Islamists on the Rise in Egypt’s Presidential Race

Source: Getty
Article
Summary
The Muslim Brotherhood’s candidate, Mohamed Morsi, is likely to win the second round of Egypt’s presidential election, with important ramification not only for Egypt but also for the region as a whole.
Related Topics
Related Media and Tools
 

In the opening round of Egypt’s presidential election, Mohamed Morsi, the Muslim Brotherhood’s candidate, and Ahmed Shafiq, a former prime minister under now-toppled president Hosni Mubarak, finished in first and second place. The two will go head-to-head in the next round on June 16 and 17, and the result of that vote will have far-reaching impact.

At the moment, it seems that Morsi could win up to 60 percent of the votes in the second round. A victory for the Muslim Brotherhood would bolster Islamists’ international standing and strengthen their position in Libya, Tunisia—where they already hold power—and Algeria, where, although they were defeated in the parliamentary election, they have no intention of leaving the political stage. And an Islamist victory in Egypt would certainly be a blow for Syrian President Bashar al-Assad.

Malashenko is the chair of the Carnegie Moscow Center’s Religion, Society, and Security Program. He also taught at the Higher School of Economics from 2007 to 2008 and was a professor at the Moscow State Institute of International Relations from 2000 to 2006.
Alexey Malashenko
Scholar in Residence
Religion, Society, and Security Program
Moscow Center
More from this author...
An alternative outcome is possible if Egyptians suddenly vote against Morsi because they are concerned about the Islamists and the threat of potential destabilization. But this turn of events does not look very likely.
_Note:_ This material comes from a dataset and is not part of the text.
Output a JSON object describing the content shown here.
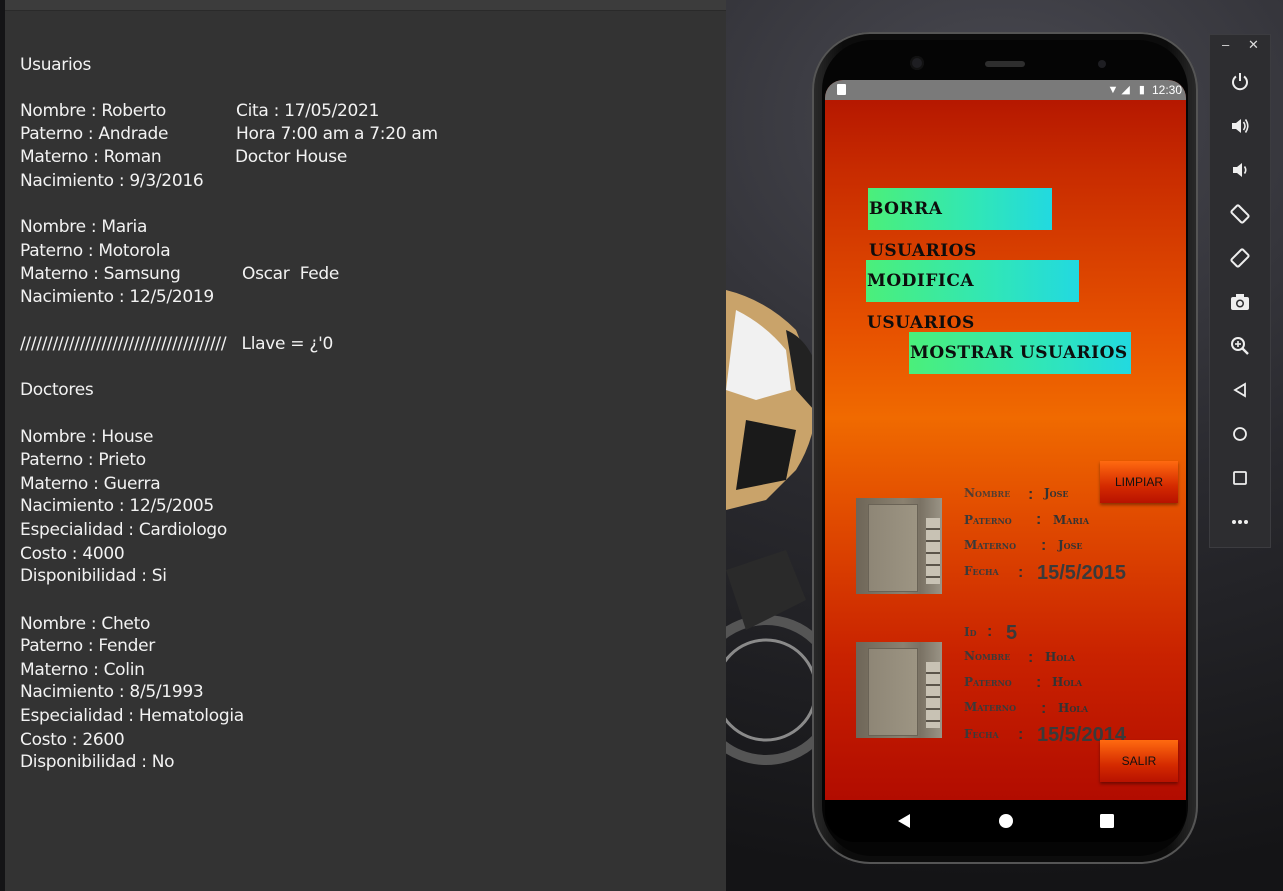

Even if the Muslim Brotherhood’s candidate loses, the organization will remain one of the country’s biggest political forces. If Morsi is defeated, the Muslim Brotherhood and its allies will likely accuse the authorities of fraud and bring hundreds of thousands of their supporters into the streets, perhaps setting off a second wave of Arab uprisings. This time, the struggle might look less like a revolution and more like a civil war.

Meanwhile, the political lineup taking shape in the Muslim world, particularly in the Arab world, looks like a stable political “square” composed of supporters of authoritarian secular regimes, secular liberals, moderate Islamists, and radical Islamists. Of course, there are nuances in each component of the square, but each corner and side stands out clearly. Egypt is an almost perfect example in this respect, but the same structure is evident in other countries too.

The region will unavoidably face instability over the coming years. One of the reasons for that instability will be the almost inevitable disappointment the Arab revolutionaries will feel about their revolutions’ results. The young people from Tahrir Square will grow up, but the social and economic problems and other issues will remain unresolved. And some people are bound to clutch at the idea of an Islamic alternative, whether in moderate or radical form.

In this context, what happens in Egypt is very important not just for the country itself but for the region as a whole, and for a broader understanding of present and future developments within the Muslim community in general.

End of document
 
Source http://carnegie.ru/2012/06/05/islamists-on-rise-in-egypt-s-presidential-race/d9bl

In Fact

 

81%

of Brazilian protesters

learned about a massive rally via Facebook or Twitter.

32

million cases pending

in India’s judicial system.

1 in 3

Syrians

now needs urgent assistance.

370

political parties

contested India’s last national elections.

70%

of Egypt's labor force

works in the private sector.

58

years ago

Carnegie began an internship program. Notable alumni include Samantha Power.

70%

of oil consumed in the United States

is for the transportation sector.

20%

of Chechnya’s pre-1994 population

has fled to different parts of the world.

58%

of oil consumed in China

was from foreign sources in 2012.

50%

of Syria’s population

is expected to be displaced by the end of 2013.

20

million people killed

in Cold War conflicts.

18%

of the U.S. economy

is consumed by healthcare.

$536

billion in goods and services

traded between the United States and China in 2012.

$100

billion in foreign investment and oil revenue

have been lost by Iran because of its nuclear program.

4700%

increase in China’s GDP per capita

between 1972 and today.

$11

billion have been spent

to complete the Bushehr nuclear reactor in Iran.

2%

of Iran’s electricity needs

is all the Bushehr nuclear reactor provides.

82

new airports

are set to be built in China by 2015.

78

journalists

were imprisoned in Turkey as of August 2012 according to the OSCE.

67%

of the world's population

will reside in cities by 2050.

16

million Russian citizens

are considered “ethnic Muslims.”

Stay in the Know

Enter your email address to receive the latest Carnegie analysis in your inbox!

Personal Information
 
 
Carnegie Europe
 
Carnegie Europe Rue du Congrès, 15 1000 Brussels, Belgium Phone: +32 2 735 56 50 Fax: +32 2736 6222
Please note...

You are leaving the Carnegie–Tsinghua Center for Global Policy's website and entering another Carnegie global site.

请注意...

您离开卡内基 - 清华全球政策中心网站,进入另一个卡内基全球网站。